A talking-point for the wing-nuts this week was that the Clintons were following one of Saul Alinsky’s Rules for Radicals in their campaign against Obama. They cited this one: "Ridicule is man's most potent weapon. It is almost impossible to counterattack ridicule. Also it infuriates the opposition, who then react to your advantage." It was a lie about the Clintons (one of the quotes supposedly indicating ridicule of Obama was that Bill called him a "highly intelligent symbol of transformation" – rough stuff, that) but it is another example of the right accusing Democrats of doing something they do every day as a matter of strategy and design.

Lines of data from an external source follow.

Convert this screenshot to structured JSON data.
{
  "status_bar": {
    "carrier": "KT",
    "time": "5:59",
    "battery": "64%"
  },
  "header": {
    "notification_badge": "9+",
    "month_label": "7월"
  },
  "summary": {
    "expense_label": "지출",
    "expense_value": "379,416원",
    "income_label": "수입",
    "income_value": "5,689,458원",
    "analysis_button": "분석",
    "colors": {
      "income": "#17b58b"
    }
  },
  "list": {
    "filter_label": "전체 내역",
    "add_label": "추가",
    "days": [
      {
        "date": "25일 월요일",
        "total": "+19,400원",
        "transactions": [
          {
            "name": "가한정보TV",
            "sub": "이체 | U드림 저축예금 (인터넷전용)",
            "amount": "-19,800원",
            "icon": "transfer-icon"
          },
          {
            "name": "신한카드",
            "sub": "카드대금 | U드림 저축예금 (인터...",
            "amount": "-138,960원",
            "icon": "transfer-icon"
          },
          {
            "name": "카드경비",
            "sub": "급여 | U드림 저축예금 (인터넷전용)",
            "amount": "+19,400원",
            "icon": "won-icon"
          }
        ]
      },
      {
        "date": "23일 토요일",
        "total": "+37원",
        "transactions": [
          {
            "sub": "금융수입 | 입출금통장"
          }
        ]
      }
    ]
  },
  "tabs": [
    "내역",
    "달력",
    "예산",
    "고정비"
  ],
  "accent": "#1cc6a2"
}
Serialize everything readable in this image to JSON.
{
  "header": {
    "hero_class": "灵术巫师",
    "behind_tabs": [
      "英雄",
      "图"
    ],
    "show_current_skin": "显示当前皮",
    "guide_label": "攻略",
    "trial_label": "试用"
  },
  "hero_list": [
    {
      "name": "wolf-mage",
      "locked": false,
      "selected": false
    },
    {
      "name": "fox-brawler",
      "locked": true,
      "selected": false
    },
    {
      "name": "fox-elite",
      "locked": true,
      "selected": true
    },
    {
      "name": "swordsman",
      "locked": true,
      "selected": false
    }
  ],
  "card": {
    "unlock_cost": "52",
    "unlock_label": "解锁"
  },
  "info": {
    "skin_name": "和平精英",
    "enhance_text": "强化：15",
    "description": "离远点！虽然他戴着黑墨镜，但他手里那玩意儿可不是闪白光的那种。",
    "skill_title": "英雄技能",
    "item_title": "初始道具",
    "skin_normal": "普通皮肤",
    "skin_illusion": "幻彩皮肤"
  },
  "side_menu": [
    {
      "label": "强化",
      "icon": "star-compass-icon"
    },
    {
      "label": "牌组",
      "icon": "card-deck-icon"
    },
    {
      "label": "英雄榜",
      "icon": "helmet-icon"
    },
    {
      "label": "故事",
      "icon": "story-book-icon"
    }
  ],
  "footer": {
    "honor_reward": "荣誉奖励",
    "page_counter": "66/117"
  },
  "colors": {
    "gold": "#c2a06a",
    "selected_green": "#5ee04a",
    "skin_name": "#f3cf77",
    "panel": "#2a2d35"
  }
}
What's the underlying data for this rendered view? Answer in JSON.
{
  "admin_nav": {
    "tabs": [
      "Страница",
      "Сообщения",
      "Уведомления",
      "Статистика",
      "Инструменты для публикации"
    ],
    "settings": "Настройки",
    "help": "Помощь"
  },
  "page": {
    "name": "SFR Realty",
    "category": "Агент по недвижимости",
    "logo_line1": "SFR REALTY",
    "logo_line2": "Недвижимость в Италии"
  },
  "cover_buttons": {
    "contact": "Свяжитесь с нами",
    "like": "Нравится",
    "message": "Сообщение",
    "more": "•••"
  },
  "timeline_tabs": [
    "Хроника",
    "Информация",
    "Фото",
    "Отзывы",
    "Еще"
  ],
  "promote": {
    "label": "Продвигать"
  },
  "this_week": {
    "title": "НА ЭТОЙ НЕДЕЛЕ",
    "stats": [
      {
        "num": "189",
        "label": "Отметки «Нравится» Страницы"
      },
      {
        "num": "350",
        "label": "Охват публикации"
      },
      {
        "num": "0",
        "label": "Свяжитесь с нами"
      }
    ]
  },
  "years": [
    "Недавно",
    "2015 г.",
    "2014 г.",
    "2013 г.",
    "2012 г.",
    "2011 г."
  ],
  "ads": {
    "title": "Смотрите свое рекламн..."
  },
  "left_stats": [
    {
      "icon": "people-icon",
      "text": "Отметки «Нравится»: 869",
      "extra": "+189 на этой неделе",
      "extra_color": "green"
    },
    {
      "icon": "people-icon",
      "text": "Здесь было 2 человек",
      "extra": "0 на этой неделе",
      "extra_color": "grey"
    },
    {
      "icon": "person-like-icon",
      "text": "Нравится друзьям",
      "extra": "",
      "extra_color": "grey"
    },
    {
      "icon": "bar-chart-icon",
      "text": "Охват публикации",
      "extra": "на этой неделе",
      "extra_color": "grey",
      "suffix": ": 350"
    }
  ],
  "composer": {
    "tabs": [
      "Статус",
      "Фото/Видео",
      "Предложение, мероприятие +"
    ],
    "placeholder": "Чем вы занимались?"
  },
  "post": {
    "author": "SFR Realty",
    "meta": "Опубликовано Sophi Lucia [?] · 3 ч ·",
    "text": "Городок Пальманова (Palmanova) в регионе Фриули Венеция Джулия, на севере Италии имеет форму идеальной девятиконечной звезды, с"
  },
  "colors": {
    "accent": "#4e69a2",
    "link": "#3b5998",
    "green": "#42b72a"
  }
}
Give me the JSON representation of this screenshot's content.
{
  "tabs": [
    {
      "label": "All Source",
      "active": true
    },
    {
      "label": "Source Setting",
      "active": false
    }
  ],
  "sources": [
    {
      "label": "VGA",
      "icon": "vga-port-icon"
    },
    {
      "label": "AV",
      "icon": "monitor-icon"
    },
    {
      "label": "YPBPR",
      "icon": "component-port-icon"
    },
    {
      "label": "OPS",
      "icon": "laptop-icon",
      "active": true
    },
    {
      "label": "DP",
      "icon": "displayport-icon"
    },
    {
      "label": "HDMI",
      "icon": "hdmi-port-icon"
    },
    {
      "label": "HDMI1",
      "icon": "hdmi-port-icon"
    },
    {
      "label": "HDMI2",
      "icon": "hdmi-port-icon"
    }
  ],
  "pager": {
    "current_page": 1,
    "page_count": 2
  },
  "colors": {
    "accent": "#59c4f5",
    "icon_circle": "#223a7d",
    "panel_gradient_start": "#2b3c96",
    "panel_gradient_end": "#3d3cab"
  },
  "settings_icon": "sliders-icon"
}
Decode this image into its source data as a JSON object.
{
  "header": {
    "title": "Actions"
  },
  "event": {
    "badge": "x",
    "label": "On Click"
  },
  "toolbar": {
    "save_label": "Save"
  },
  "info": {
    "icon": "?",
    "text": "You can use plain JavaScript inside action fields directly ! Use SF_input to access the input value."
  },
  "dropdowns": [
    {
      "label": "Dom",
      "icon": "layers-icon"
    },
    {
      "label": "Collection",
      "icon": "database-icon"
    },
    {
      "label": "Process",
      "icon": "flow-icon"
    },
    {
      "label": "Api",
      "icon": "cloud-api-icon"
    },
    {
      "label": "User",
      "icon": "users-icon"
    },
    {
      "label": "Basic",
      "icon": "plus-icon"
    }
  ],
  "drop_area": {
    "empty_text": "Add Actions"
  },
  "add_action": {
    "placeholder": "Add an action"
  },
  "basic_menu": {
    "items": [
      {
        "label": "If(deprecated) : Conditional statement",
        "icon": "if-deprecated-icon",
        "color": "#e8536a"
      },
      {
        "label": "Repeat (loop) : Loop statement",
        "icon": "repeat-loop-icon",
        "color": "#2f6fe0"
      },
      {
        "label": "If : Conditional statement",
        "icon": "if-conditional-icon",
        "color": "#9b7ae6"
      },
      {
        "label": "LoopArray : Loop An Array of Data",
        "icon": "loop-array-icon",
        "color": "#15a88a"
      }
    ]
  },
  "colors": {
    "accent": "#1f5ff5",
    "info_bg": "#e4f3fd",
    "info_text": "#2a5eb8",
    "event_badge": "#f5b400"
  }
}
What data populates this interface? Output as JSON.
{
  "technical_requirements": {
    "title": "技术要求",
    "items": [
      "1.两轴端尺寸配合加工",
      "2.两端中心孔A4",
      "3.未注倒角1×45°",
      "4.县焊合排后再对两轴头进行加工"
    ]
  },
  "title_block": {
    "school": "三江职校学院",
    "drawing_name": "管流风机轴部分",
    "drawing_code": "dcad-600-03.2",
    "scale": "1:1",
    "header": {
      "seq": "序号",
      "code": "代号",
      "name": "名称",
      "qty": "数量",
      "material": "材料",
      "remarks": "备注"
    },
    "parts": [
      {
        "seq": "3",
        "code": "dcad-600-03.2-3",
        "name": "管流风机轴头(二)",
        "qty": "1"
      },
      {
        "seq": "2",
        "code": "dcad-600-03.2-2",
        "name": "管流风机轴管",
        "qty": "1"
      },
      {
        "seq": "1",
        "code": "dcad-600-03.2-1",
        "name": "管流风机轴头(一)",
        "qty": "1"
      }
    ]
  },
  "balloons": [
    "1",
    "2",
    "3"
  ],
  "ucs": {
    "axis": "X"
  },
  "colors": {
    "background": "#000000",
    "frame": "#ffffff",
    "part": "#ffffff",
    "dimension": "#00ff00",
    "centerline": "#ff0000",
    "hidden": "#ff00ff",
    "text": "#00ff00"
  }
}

Harry Smith’s hysterical concerns notwithstanding, Obama doesn’t have to worry so much about a bullet as he does about the stink bombs that are sure to come flying from his temporary wing-nut friends after (if) he wraps up the nomination.
On this point, Paul Krugman got it just right this week:
- Those who don’t want to nominate Hillary Clinton because they don’t want to return to the nastiness of the 1990s — a sizable group, at least in the punditocracy — are deluding themselves. Any Democrat who makes it to the White House can expect the same treatment: an unending procession of wild charges and fake scandals, dutifully given credence by major media organizations that somehow can’t bring themselves to declare the accusations unequivocally false (at least not on Page 1). The point is that while there are valid reasons one might support Mr. Obama over Mrs. Clinton, the desire to avoid unpleasantness isn’t one of them.
As I’ve said before, you won’t even recognize Barack Obama by November if he is the nominee. Even if the GOP goes ahead with the congenial John McCain, their surrogates will try to destroy Obama by defining him in bizarre ways and ridiculing him with whatever they can find to blow out of proportion. No metal detector will protect him from the slings and arrows of his own outrageous fortune.